"The shadow is, in truth, a devilish form," observes June Singer in Boundaries of the Soul, "and just when you think you know who he is, he changes his disguise and appears from another direction."
Tom Rakewell, who has no desire to work for a living and plans to rely on the favor of Fortune, only has to express a wish and his shadow, Nick Shadow, grants it. Every wish appears, as if by magic, just by the wishing itself. But none of the wishes last, and Tom ends up dying insane in Bedlam.
Perhaps one of the reasons our delights fade, and sometimes have unpleasant consequences, is to be found in the root of the word itself. "Delight" comes from the same root as "to snare" or "to bind," and is closely related to "a noose." Our delights can hang us, and we do it to ourselves by remaining unconscious of the roots of our desires, even if we blame it all on the Devil.

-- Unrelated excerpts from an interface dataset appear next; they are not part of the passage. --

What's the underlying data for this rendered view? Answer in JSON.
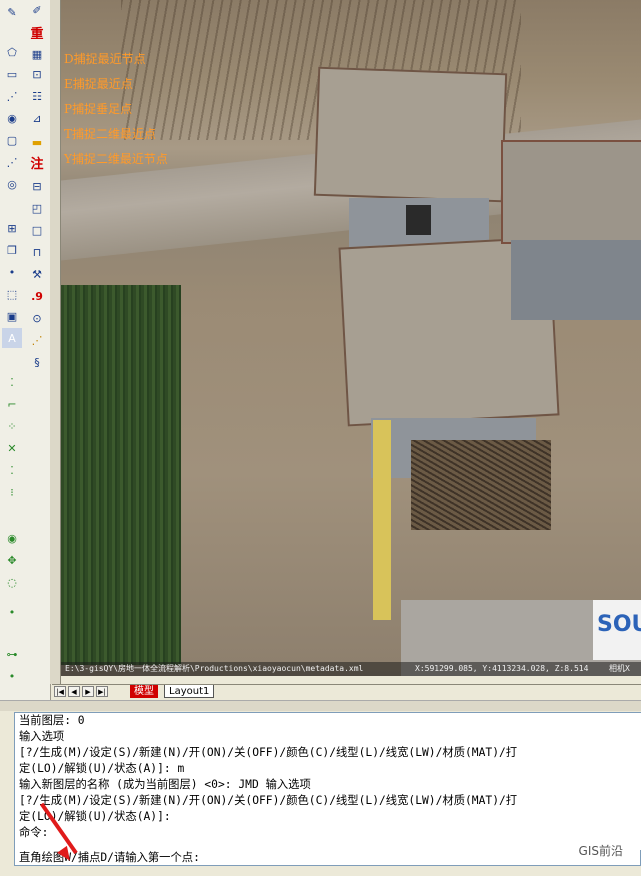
{
  "toolbar_left": {
    "icons": [
      "edit-icon",
      "polygon-icon",
      "rectangle-icon",
      "dots-icon",
      "circle-icon",
      "rounded-rect-icon",
      "dots-icon",
      "eye-icon",
      "grid-icon",
      "layers-icon",
      "dot-icon",
      "select-icon",
      "frame-icon"
    ],
    "label_a": "A"
  },
  "toolbar_right": {
    "btn_chong": "重",
    "btn_zhu": "注",
    "btn_9": ".9"
  },
  "canvas": {
    "snap_labels": [
      "D捕捉最近节点",
      "E捕捉最近点",
      "P捕捉垂足点",
      "T捕捉二维最近点",
      "Y捕捉二维最近节点"
    ],
    "logo_text": "SOUT",
    "path_text": "E:\\3-gisQY\\房地一体全流程解析\\Productions\\xiaoyaocun\\metadata.xml",
    "coord_text": "X:591299.085, Y:4113234.028, Z:8.514",
    "mark_text": "相机X"
  },
  "layout_tabs": {
    "model": "模型",
    "layout1": "Layout1"
  },
  "command": {
    "lines": [
      "当前图层:  0",
      "输入选项",
      "[?/生成(M)/设定(S)/新建(N)/开(ON)/关(OFF)/颜色(C)/线型(L)/线宽(LW)/材质(MAT)/打",
      "定(LO)/解锁(U)/状态(A)]: m",
      "输入新图层的名称 (成为当前图层) <0>: JMD 输入选项",
      "[?/生成(M)/设定(S)/新建(N)/开(ON)/关(OFF)/颜色(C)/线型(L)/线宽(LW)/材质(MAT)/打",
      "定(LO)/解锁(U)/状态(A)]:",
      "命令:"
    ],
    "prompt": "直角绘图W/捕点D/请输入第一个点:"
  },
  "watermark": "GIS前沿",
  "colors": {
    "accent_red": "#e01b1b",
    "snap_label": "#ff9a2a"
  }
}
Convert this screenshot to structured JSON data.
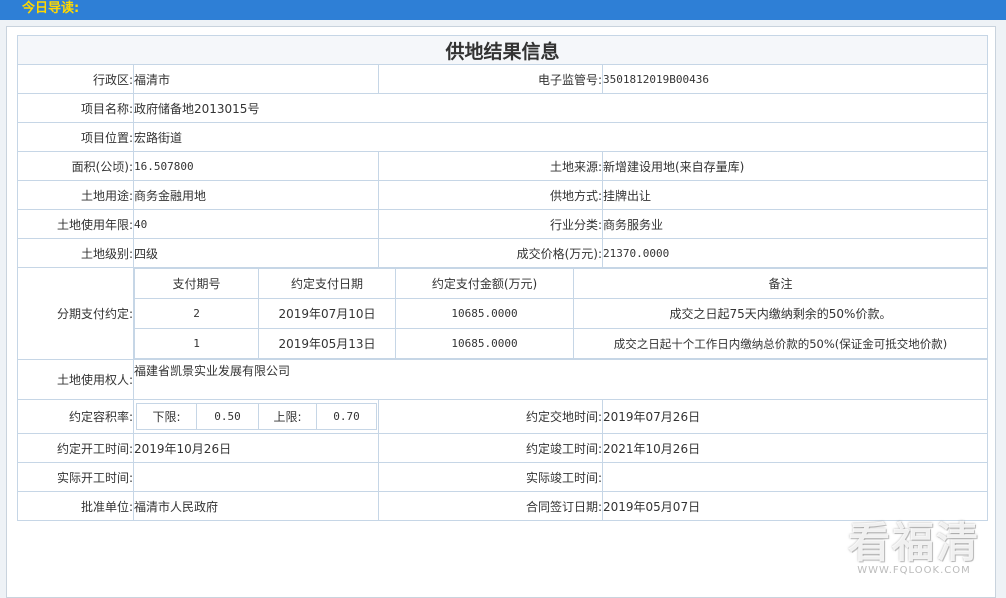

In the first scene of The Rake's Progress, Nick Shadow thanks Rakewell for taking him on as guide and says, "for masterless should I abide / Too long, I soon would die." What a concept -- that the Devil needs us or he dies? In the Epilogue, Shadow explains, "Day in, day out, poor Shadow / Must do as he is bidden."
Nick Shadow needs Tom Rakewell as much as Rakewell needs Shadow for the fulfillment of his wishes. Méphistophélès needs Faust as much as Faust needs him. What a paradox. Or is it?
"If I can stay with my conflicting impulses long enough, the two opposing forces will teach each other something and produce an insight that serves them both," notes Robert A. Johnson in Owning Your Own Shadow. "This is not compromise but a depth of understanding that puts my life in perspective and allows me to know with certainty what I should do. That certainty is one of the most precious qualities known to humankind."